(Source records)

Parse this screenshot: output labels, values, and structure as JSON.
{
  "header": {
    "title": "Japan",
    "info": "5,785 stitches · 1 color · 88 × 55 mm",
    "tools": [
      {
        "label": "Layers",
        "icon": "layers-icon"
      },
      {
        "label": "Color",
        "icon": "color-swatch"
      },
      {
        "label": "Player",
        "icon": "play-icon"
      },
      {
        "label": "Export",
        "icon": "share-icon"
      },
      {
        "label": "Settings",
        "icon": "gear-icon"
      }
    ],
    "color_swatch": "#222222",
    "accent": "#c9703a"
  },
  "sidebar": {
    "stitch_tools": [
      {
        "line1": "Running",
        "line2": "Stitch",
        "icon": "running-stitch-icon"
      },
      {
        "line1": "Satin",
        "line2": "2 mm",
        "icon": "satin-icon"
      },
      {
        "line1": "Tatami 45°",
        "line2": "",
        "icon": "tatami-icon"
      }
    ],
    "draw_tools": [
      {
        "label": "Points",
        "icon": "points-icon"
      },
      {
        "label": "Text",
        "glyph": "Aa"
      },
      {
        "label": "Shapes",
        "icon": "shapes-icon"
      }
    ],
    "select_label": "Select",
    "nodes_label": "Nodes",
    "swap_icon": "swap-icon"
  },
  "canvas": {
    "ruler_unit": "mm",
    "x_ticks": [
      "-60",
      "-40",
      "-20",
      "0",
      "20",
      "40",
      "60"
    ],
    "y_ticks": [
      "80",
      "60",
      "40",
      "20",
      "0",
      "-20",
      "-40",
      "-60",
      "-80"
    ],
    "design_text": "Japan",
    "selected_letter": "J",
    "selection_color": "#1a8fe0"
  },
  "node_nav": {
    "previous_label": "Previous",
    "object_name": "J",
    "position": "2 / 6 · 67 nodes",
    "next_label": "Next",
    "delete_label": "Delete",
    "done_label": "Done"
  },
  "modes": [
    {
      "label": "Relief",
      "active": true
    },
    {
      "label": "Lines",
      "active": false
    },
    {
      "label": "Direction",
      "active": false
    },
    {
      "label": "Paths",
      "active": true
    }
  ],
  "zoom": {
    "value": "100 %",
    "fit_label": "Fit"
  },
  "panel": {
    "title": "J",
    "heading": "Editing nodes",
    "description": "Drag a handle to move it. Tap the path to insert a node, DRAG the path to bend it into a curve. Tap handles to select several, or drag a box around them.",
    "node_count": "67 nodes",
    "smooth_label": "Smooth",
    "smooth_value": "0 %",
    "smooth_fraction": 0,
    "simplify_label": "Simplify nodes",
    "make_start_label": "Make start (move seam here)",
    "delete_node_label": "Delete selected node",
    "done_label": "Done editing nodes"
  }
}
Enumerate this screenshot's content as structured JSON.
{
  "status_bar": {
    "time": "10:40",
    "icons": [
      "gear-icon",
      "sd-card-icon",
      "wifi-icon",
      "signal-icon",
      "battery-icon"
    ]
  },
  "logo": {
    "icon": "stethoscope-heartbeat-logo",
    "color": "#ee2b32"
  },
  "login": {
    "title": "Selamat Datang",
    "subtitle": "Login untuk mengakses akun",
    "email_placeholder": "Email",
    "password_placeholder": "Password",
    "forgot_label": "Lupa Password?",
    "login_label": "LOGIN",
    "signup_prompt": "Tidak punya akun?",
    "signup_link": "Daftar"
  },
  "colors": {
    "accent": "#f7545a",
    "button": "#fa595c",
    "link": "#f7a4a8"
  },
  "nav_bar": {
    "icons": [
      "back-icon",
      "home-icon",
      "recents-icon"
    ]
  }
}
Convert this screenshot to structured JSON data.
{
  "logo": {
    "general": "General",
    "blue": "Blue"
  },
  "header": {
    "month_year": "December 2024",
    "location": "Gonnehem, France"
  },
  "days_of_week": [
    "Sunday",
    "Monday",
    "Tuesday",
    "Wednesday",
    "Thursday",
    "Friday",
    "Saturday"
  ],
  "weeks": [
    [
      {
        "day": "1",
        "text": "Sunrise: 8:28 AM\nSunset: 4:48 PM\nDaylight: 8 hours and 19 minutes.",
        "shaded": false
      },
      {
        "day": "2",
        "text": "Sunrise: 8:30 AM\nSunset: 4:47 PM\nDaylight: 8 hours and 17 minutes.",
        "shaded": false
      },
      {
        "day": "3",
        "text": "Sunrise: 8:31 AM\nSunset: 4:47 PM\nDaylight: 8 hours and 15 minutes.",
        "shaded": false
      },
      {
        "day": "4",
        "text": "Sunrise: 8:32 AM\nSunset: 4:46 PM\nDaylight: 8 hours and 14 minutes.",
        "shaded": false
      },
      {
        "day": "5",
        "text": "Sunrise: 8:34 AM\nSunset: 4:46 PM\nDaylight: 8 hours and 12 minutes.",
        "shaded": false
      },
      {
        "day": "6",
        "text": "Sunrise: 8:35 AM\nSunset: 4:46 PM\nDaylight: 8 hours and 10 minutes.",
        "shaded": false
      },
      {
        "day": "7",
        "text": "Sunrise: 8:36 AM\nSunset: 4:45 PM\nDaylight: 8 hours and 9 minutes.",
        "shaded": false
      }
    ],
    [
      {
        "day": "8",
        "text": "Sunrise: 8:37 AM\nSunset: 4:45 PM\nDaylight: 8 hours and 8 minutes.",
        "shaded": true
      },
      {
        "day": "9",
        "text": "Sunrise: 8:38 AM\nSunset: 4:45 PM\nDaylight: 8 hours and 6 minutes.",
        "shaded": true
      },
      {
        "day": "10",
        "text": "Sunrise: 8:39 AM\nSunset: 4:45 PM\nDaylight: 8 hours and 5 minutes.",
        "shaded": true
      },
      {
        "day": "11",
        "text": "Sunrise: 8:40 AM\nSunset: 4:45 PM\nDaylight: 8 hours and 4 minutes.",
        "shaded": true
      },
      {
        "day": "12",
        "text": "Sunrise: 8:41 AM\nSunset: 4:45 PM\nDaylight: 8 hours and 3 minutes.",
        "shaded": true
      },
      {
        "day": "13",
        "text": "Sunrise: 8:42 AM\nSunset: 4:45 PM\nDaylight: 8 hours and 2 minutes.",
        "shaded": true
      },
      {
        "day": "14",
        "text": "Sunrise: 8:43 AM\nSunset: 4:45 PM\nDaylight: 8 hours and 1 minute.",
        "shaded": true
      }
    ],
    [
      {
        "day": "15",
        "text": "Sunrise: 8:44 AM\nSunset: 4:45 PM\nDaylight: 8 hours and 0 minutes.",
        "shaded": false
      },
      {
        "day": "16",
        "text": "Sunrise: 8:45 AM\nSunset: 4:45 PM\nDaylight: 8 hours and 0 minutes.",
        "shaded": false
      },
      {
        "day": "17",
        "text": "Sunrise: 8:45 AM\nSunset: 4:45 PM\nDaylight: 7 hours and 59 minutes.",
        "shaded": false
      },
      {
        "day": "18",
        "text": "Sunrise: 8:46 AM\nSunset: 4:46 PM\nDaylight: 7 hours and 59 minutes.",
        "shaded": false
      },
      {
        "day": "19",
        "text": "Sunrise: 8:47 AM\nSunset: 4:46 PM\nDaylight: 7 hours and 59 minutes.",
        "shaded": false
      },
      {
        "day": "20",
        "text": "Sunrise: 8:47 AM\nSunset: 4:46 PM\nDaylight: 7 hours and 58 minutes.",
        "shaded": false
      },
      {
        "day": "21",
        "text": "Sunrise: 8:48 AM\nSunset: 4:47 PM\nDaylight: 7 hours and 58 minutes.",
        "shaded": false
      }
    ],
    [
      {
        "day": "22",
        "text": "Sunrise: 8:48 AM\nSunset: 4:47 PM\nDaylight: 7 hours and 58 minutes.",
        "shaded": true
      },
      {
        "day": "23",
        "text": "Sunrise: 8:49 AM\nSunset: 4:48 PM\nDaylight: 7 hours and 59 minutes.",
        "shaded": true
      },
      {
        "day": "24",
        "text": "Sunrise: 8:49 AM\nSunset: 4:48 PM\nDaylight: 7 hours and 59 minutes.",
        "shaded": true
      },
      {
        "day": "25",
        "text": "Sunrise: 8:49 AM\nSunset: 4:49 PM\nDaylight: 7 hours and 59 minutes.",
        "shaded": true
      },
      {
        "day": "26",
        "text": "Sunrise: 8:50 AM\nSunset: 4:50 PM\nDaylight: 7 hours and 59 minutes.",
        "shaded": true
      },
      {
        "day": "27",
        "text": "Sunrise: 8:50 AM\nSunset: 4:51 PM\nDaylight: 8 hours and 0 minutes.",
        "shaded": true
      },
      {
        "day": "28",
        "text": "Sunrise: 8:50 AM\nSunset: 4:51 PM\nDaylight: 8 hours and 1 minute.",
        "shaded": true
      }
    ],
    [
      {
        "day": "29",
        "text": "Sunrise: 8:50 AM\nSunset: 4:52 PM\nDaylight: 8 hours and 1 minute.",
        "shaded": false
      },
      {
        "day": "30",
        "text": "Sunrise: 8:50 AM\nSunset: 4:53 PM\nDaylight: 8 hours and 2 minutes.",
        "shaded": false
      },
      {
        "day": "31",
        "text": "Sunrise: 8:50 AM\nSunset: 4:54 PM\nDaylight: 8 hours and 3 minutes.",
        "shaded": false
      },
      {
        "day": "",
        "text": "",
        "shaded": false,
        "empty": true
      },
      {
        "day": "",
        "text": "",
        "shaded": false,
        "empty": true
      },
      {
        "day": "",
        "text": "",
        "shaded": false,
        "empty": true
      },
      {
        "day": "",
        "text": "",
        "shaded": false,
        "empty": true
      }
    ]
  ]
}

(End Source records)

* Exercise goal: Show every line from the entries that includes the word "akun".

* Final answer:
    "subtitle": "Login untuk mengakses akun",
    "signup_prompt": "Tidak punya akun?",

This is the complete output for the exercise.